As Defense News reported last month, the Canadian government is planning another upgrade and life-extension program for its CF-18 Hornets, this time to keep the fighters flying through 2025. The federal cabinet in Ottawa has been intending to replace the RCAF’s 78 Hornets with 65 F-35 Lightning II Joint Strike Fighters. But that purchase has been on hold for a few years, whether for Lockheed’s delayed delivery or the government’s introspection. The new program means that any purchase of new fighter jets is effectively pushed right from 2018 until about 2023, assuming a roughly two-year transition for accepting the new JSFs and retraining the crews. Despite some speculation of an impending purchase of four JSFs earlier this month, the plan seems to be holding. But given the hitherto steadfast enthusiasm for the F-35, why the change?
Simply put, the Department of National Defense needs the money to pay for its incredibly over-priced and not-so-joint Joint Support Ships—along with everything else that isn’t quite fitting into its budget. That’s also why the DND cancelled its long-awaited Close Combat Vehicle procurement for the Army last December. As David Pugliese wrote for the Ottawa Citizen, there are plenty of good and well-priced options for replenishment ships from shipyards in allied countries, but undoing the National Shipbuilding Strategy could constitute an embarrassment for the Harper Government. The Harper Government does not like embarrassments, so something had to give.

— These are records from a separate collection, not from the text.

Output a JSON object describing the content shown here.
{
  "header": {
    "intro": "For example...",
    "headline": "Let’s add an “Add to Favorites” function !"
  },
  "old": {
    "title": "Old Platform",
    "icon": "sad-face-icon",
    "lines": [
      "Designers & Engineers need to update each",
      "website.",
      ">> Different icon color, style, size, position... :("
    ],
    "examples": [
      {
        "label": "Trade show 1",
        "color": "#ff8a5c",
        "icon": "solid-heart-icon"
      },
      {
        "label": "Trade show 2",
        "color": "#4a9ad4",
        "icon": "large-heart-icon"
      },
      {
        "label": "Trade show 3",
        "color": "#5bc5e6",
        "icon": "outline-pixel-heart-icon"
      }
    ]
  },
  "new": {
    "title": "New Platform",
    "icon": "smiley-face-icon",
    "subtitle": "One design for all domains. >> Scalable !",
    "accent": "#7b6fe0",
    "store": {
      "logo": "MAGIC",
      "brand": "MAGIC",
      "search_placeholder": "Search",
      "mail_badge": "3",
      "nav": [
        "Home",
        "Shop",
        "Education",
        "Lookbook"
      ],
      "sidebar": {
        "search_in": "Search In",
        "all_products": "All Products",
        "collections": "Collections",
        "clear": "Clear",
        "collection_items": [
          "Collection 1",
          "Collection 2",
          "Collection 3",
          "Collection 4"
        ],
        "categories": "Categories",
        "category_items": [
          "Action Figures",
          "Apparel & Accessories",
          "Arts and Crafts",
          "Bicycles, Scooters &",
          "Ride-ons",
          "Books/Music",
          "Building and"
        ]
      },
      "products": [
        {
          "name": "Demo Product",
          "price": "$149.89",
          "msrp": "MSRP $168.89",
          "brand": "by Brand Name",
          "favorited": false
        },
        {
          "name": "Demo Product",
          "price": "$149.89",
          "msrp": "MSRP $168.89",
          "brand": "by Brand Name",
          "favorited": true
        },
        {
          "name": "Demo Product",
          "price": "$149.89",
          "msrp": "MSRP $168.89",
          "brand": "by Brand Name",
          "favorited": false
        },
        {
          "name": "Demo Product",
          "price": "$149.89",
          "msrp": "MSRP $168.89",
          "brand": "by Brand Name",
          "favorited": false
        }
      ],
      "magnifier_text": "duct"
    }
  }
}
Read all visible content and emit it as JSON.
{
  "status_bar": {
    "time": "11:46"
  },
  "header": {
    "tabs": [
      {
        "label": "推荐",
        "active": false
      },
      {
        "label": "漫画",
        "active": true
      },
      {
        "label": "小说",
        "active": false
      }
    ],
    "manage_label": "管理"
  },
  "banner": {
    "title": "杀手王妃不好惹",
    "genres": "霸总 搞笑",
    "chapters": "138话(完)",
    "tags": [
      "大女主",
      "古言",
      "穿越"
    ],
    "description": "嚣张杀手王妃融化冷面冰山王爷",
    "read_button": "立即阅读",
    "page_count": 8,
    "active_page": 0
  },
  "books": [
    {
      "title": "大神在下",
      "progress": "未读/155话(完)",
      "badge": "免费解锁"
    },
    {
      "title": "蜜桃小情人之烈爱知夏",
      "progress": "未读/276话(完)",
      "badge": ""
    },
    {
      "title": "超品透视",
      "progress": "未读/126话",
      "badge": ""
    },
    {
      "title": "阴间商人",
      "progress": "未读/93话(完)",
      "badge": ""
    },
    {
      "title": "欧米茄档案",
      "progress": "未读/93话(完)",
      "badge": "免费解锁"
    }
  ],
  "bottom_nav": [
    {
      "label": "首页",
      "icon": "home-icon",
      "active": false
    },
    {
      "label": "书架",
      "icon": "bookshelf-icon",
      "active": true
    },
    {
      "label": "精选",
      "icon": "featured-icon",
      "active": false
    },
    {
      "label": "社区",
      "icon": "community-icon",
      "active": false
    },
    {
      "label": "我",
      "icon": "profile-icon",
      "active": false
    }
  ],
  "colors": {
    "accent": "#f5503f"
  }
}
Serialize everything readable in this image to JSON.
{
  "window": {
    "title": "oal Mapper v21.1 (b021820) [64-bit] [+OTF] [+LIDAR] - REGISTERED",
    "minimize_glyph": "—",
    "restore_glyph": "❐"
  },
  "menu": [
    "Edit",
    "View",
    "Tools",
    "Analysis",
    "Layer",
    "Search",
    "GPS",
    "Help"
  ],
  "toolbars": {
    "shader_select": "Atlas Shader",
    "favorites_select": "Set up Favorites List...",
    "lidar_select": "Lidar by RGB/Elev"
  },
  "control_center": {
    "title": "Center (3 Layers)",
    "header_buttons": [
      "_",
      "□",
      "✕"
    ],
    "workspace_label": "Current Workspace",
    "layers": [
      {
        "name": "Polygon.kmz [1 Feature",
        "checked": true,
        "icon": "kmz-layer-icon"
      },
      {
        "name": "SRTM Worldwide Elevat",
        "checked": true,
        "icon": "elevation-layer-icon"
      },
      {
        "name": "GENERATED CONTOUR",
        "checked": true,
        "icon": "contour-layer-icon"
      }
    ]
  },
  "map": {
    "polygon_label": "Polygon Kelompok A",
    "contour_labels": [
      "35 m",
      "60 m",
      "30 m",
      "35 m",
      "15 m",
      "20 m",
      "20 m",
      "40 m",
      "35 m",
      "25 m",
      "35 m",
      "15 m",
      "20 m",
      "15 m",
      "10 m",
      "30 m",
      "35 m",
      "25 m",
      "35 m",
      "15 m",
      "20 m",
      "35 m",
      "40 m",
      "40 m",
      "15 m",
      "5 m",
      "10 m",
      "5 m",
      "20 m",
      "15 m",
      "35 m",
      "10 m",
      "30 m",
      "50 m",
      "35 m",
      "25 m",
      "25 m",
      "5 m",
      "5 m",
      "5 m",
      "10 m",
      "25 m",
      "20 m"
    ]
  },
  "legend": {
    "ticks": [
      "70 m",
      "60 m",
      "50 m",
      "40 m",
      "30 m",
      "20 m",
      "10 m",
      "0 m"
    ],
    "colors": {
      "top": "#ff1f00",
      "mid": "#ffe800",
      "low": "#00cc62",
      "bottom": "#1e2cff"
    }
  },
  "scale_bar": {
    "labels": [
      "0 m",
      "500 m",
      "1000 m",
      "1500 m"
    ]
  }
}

What the Harper Government does like, like the Martin and Chrétien Governments before it, is for Canada to pull its own weight internationally. Perhaps most Canadian defense procurements have been “long-awaited” over the past two decades, and Canadian defense has been pretty arguably underfunded. But at least both Liberals and Tories have been marching with Canada’s allies when the marching hasn’t been egregiously questionable (as in 2003). In applying military force, those governments have tended to follow what Christian Leuprecht of the Royal Military College of Canada calls the “six-pack strategy”. When NATO throws a party, Canada must bring something as its contribution to global security, so it most often sends six modern fighter-bombers for attacking enemy ground forces. That’s a solid contribution, in line with Canada’s global standing.
Assuming that all the bugs get worked out, buying a few squadrons of F-35s would continue to more than provide for that strategy. With all its wrap-around electronic content, the F-35 is not just by name, but by substance as well, a search-and-destroy strike fighter. In Cicero magazine last month, Jonathan Miller from Aberystwyth University tried to make the case that "The F-35 Was Built to Fight ISIS”. That’s a stretch—without their still-awaited S-300 missiles, even the Syrians would have trouble downing Canadian fighters, and ISIS lacks anything that can reach the high altitudes from which the CF-18s are bombing.
Indeed, the only plausible opponents with air defense systems that could threaten CF-18s in the near term are China and Russia. Perhaps no government in Ottawa wants any part of a fight over the South China Sea, but the aerial policing of the Baltic is an occasional Canadian responsibility. With their AIM-120 AMRAAMs, the RCAF’s CF-18s are probably well-equipped to deal with Russian Air Force's fighters. For dealing with its S-300s and -400s around Kaliningrad and Saint Petersburg, the RCAF could do well with some standoff air-to-surface weapons, which it currently lacks. The F-35 could presumably approach those defenses much more closely, but for a while at least, more capable payloads may be less expensive than more capable platforms.
This is not to say whether the Joint Strike Fighter is the right fighter, in the long term, for the RCAF. If the timing of this refitting of CF-18s is intended for a domestic political audience—to kick the decision on F-35s past the next general election—little will be lost. If the timing is meant to assess the early performance of the F-35s in the hands of other air forces, then the delay is prudent. Either way, the CF-18s will be fine for a few years more.